== TASK REQUIREMENTS ==
Extract all lines that hold "운전면허" from the records below.

═══ GIVEN DATA

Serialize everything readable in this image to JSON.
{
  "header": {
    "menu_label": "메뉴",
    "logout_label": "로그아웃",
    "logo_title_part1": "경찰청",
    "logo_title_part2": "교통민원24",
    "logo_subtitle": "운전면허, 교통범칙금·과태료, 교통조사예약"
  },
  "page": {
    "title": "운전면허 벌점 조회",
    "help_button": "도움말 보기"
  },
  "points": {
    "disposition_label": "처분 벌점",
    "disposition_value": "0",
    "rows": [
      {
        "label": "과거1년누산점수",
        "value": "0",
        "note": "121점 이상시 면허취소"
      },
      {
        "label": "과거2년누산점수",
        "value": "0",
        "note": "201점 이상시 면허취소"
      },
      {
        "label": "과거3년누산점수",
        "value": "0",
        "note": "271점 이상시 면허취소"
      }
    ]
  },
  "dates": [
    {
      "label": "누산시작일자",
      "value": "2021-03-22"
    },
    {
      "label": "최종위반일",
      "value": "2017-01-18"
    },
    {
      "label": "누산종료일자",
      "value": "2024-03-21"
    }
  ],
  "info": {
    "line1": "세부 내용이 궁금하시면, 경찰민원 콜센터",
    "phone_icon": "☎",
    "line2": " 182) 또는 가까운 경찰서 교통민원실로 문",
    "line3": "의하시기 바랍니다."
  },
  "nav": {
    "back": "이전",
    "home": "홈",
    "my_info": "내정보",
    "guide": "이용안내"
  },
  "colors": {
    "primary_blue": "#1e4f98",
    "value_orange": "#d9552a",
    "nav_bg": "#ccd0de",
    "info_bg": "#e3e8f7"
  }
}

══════

== TASK OUTPUT ==
    "logo_subtitle": "운전면허, 교통범칙금·과태료, 교통조사예약"
    "title": "운전면허 벌점 조회",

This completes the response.